Android is the third platform to reach a billion users . The first was Windows and the second was Facebook. Apple sold around 650 to 700 million iOS and is expected to be the fourth to a billion sometime next year.
If we define the Race To a Billion to be bounded by a time limit of 10 years, then Windows does not qualify and Android is actually second. The race is shown in the following graphs (the one on the left is logarithmic scaled, the one to the right includes only a few contenders for illustrative reasons).
Android’s activations as reported are shown in the following graph:
Without qualification, Android has been a viral success story. It reached one billion activations in about five years, almost half the time it took FaceBook and far faster than Windows.
However, Android growth can be qualified. I added another set of data which is the number of US Android phone users as deduced from measurements by ComScore.
One way to read the two graphs is: Between March and August, of the 250 million Android devices activated, 4 million were to new Android consumers in the US. In other words, In the last six months, 1.6% of Android activations went toward new usage in the US. The equivalent figure for iOS is about 6%. Note that these are new users, not included are upgrades. It’s likely that more of the US buying goes toward upgrades because iOS has been in use longer.
So whereas Android is growing very rapidly, there is a question of reliability of that audience. Engagement is one thing, but in the market which shows highest penetration (and deepest distribution of an alternative) Android is peaking.
- Although activations are not users, I’m assuming that usage is not far behind and the cumulative sales figures I gather are roughly comparable. [↩]
- Separately, iTunes reports 575 million account holders. [↩]

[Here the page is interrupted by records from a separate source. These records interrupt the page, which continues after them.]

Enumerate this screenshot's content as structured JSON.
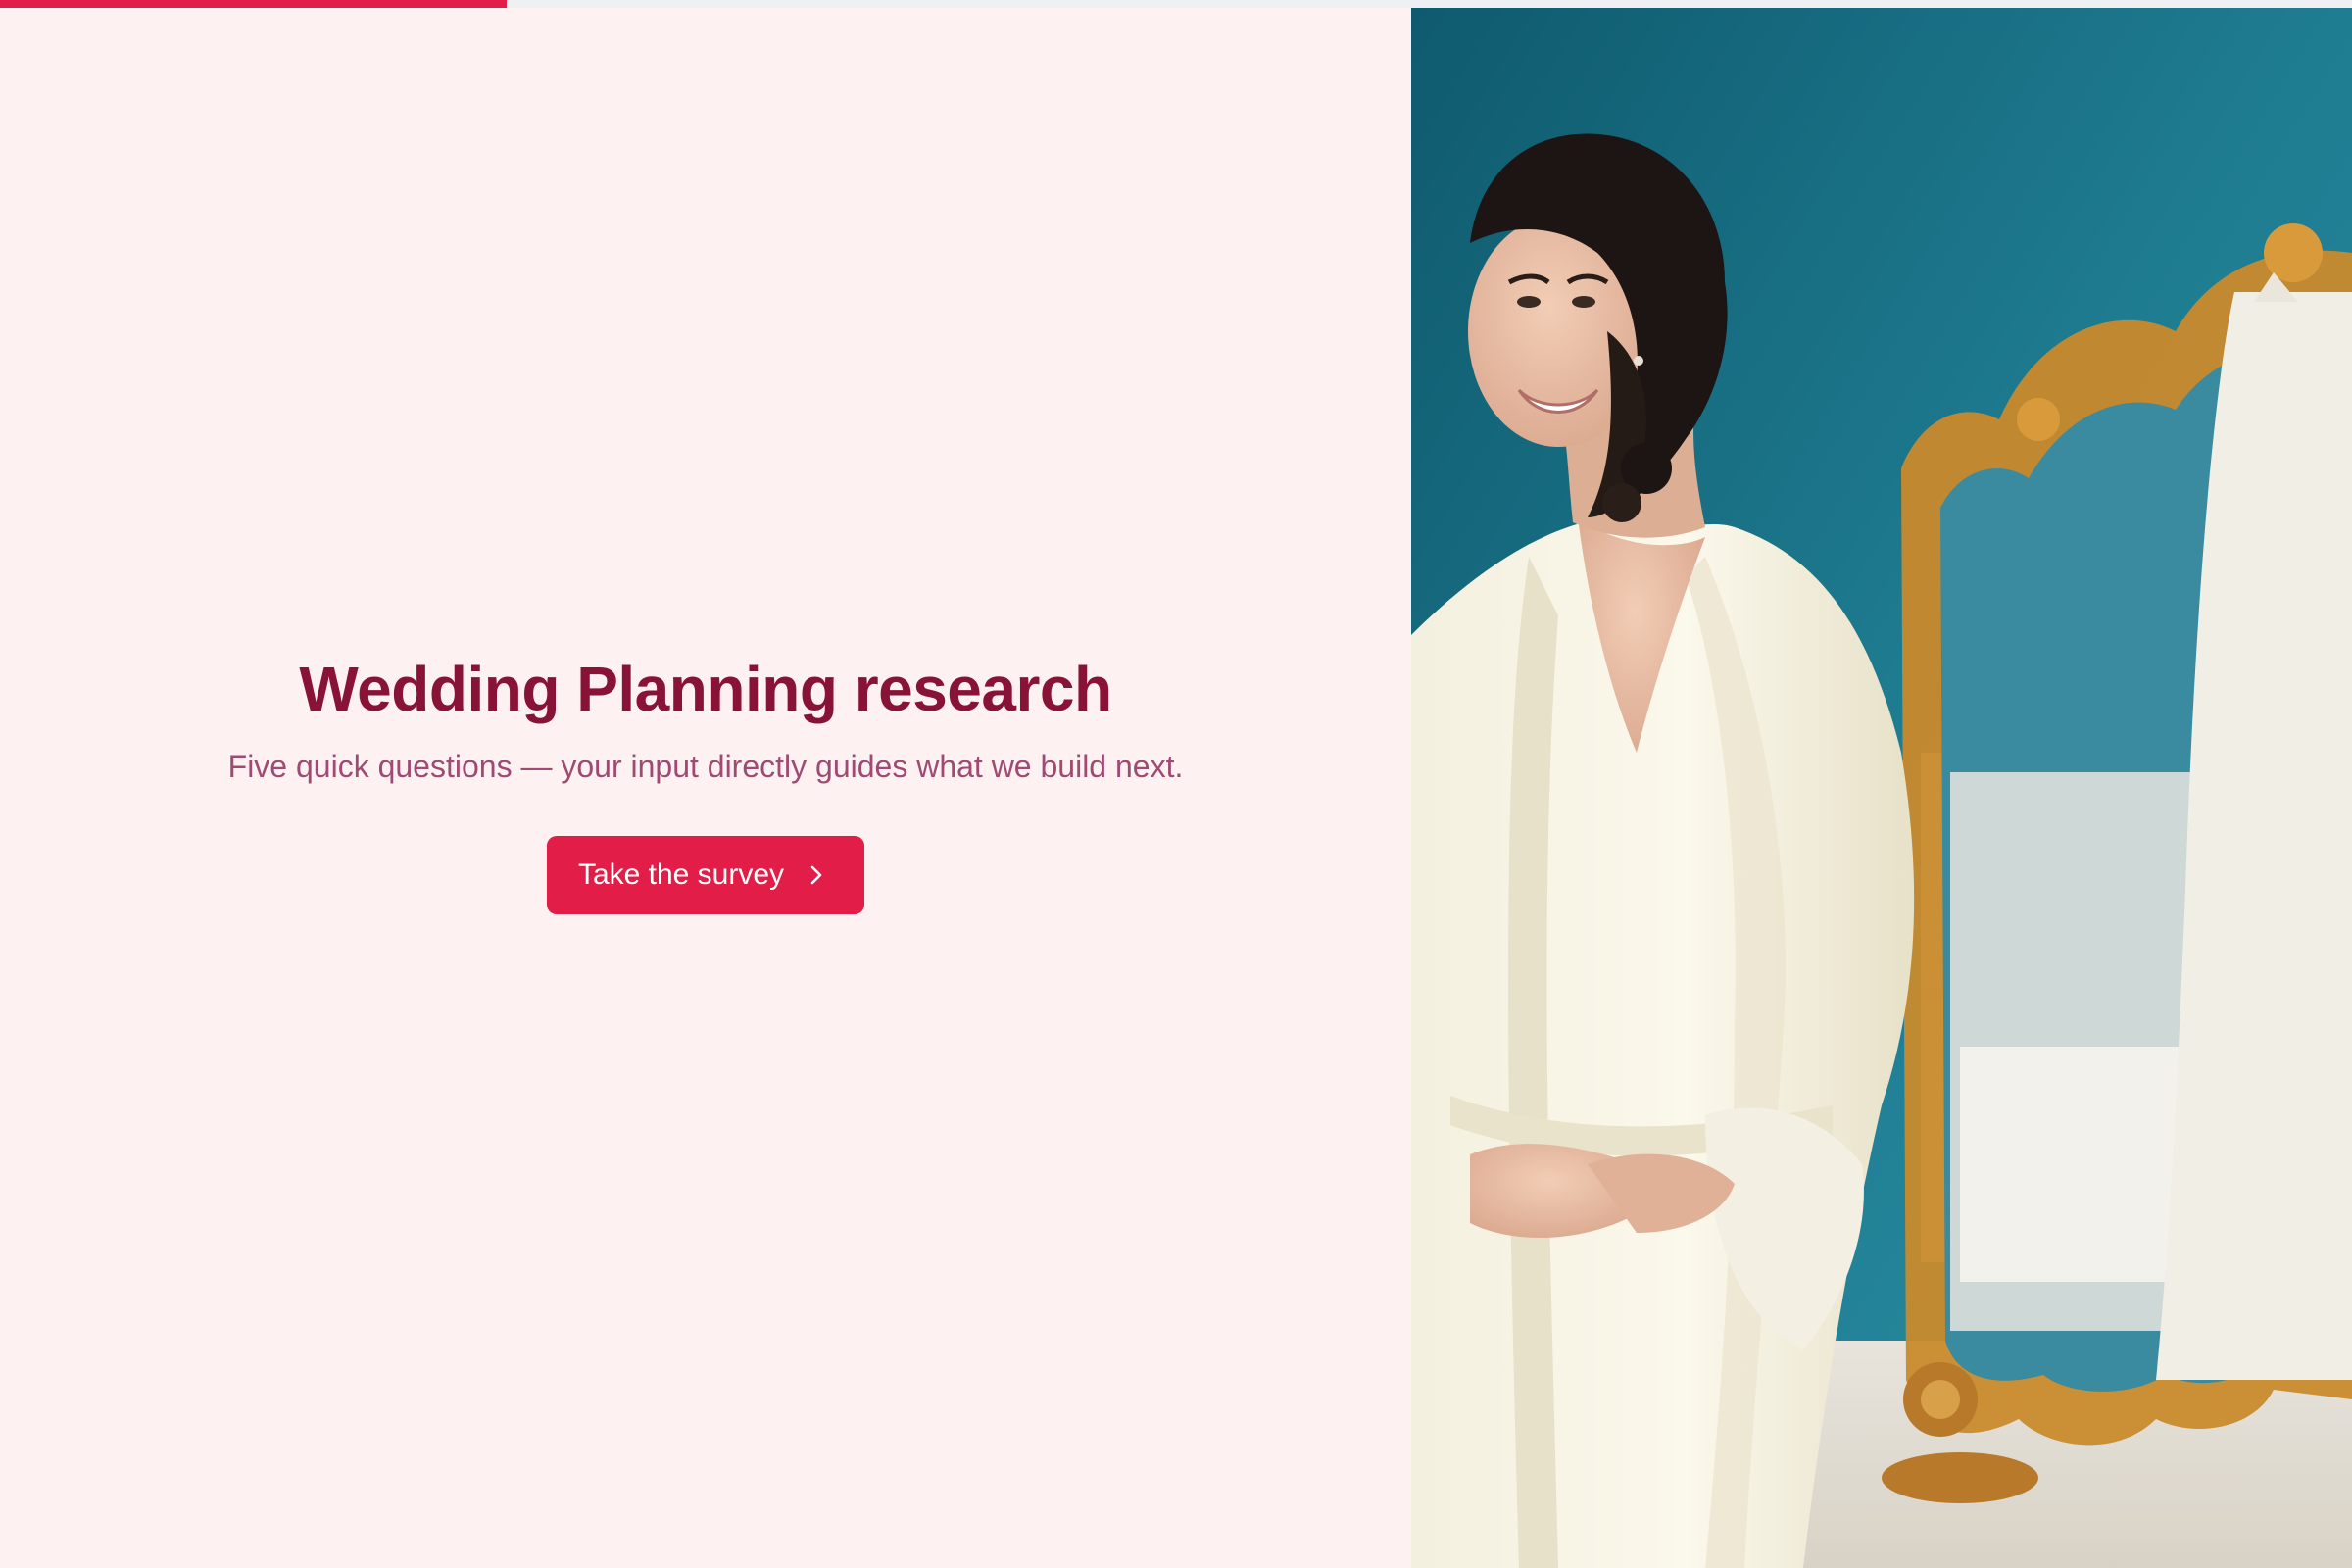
{
  "progress": {
    "fraction": 0.2155
  },
  "intro": {
    "title": "Wedding Planning research",
    "subtitle": "Five quick questions — your input directly guides what we build next.",
    "cta_label": "Take the survey",
    "cta_icon": "chevron-right-icon"
  },
  "photo": {
    "subject": "bride in ivory satin robe beside ornate gold mirror"
  },
  "colors": {
    "accent": "#e11d48",
    "title": "#881337",
    "subtitle": "#9f4a72",
    "background": "#fdf1f2",
    "progress_track": "#eef0f3"
  }
}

- ComScore surveys users on their primary phone. Survey includes only those aged over 13 years and excludes phones issued by businesses. [↩]